THAI flies to Bangkok at least once daily from each of Melbourne and Sydney. All THAI flights arrive and depart from Survanabhumi International Airport (Bangkok’s main airport).

Melbourne (from $1079 return)

Sydney (from $1096 return)

Discount airline Air Asia flies from Melbourne to Bangkok via Kuala Lumpur from $513 return, while Sydney to Bangkok via Kuala Lumpur is from $547 return. Note that Air Asia uses Don Mueang Airport in Bangkok, the older airport which is now popular with discount airlines. Discount airline Jetstar flies directly from Melbourne to Bangkok with fares starting from $563 return. They operate into the main Bangkok airport at Survarnabhumi.

 

Lahore

Lahoris heading to Bhutan are best to transit through Kathmandu. Flights on Drukair from Kathmandu to Paro cost US$443 return. PIA flies from Lahore to Kathmandu via Karachi several times a week from PKR 59,067 return.

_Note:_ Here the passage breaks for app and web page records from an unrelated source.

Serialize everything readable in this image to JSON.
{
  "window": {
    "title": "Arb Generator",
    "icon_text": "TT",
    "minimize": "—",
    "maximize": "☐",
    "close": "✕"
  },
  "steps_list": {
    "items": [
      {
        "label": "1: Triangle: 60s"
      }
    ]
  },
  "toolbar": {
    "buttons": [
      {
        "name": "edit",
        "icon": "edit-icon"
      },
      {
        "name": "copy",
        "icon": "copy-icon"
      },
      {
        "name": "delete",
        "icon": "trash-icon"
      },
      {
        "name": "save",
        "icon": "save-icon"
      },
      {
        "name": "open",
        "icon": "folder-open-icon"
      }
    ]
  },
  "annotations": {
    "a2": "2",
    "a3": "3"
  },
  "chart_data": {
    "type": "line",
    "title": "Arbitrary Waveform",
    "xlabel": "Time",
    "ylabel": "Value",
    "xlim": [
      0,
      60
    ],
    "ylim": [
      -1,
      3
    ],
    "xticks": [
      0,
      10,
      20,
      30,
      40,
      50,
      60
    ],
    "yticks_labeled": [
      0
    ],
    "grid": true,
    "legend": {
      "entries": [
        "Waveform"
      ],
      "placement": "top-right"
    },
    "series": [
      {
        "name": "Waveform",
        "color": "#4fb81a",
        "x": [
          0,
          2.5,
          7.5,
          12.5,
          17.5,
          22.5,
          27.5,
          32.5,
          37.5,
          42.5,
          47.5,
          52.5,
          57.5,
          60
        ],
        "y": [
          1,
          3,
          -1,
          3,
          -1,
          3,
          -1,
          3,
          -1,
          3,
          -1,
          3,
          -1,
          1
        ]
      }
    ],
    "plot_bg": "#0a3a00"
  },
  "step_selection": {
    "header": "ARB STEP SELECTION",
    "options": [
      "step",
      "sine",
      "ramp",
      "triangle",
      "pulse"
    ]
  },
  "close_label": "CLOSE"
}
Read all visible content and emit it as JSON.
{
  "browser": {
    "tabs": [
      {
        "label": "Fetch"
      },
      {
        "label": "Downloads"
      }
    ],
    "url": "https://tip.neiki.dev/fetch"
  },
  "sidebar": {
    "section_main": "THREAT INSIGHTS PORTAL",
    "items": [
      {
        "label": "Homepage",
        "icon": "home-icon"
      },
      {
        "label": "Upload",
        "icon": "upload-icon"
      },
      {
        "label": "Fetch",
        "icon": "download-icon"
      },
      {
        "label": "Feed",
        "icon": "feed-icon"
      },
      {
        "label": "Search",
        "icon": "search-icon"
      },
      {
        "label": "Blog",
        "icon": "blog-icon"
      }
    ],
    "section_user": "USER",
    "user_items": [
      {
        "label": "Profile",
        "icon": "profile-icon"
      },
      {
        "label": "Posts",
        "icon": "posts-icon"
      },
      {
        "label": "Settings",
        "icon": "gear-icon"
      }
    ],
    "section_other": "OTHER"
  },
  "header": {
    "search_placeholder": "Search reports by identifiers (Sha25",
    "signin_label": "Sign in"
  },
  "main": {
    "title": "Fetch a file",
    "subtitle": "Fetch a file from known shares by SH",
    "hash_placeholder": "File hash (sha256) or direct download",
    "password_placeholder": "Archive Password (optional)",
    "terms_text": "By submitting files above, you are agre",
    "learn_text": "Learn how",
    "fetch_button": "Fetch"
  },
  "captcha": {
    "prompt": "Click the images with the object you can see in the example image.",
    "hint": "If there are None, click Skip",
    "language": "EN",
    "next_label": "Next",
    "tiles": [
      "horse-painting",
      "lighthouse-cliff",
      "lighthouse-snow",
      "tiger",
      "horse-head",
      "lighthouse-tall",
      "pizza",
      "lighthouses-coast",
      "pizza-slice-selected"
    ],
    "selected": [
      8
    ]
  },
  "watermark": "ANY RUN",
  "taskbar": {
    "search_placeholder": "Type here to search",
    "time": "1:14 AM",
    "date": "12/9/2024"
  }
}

Don’t forget to apply for a multiple entry Nepal visa from the Embassy of Nepal in Islamabad (from US$25).

 

Chennai

Indian citizens can fly directly from Kolkata to Paro from US$430 return. Indigo and Jet Airways fly from Chennai to Kolkata several times daily.

 

All transport in Bhutan will be organised as part of the tour.

Comments (6)

  • jameela deen Reply

    I’ve been following your Bhutan posts and it sounds like an incredibly peaceful place. Must be perfect to relax… how did you find life back in the world after your time there? Did you see your place differently after that?

    March 18, 2015 at 10:55 pm
    • Tim Blight Reply

      Thanks for following Jameela! Hmmm good question. Actually I wasn’t as affected by Bhutan as one might expect – and I put that down to a) doing a lot of research about the place before getting there, and b) having had a life-changing experience a couple of years earlier. In 2010, my journey through the northern mountains of Pakistan really left a mark on me, and I found it quite difficult to get back into things afterwards – I was distracted, and often questioning why I had chosen the path which I had. It took me another two and a half years to act upon it – and you’re looking at the result now 🙂

      March 20, 2015 at 10:58 pm
  • Andrew Reply

    what no photos of you in the bath? Beautiful place Tim!

    March 19, 2015 at 2:25 pm
    • Tim Blight Reply

      ehehhehehe no, I’ll leave any “breaking of the Internet” to a certain Ms Kardashian :p Thanks for reading, Andrew 🙂

      March 20, 2015 at 10:59 pm
  • Anna @ shenANNAgans Reply

    I wanna know more about the ‘bath mistress’.

    That whole bathing experience sounds wonderful, particularly that you exit the bath because its too hot, not cold.

    Looks like a gorgeous part of the world. 🙂

    March 26, 2015 at 5:09 pm
    • Tim Blight Reply

      The bath mistress was a rather hardy-looking (and notably buxom) middle-aged Bhutanese woman who works with volcanic rocks and pits of fire. She didn’t speak English (although, truth be told, she didn’t say much in any language), but motioned towards the bath whenever she thought it needed topping up. She smiled wryly when I finished, then accepted my tip before hurrying back to the farmhouse for the next bathers, a Swedish couple, who had just arrived 😀

      It’s amazing – hope you can get there some day 🙂

      March 26, 2015 at 6:43 pm

Leave a Reply

Your email address will not be published. Required fields are marked *


Subscribe To DuniyaMail!
Weekly Travel Inspiration, Photography and News.
Join the adventure here!
Subscribe Now
close-link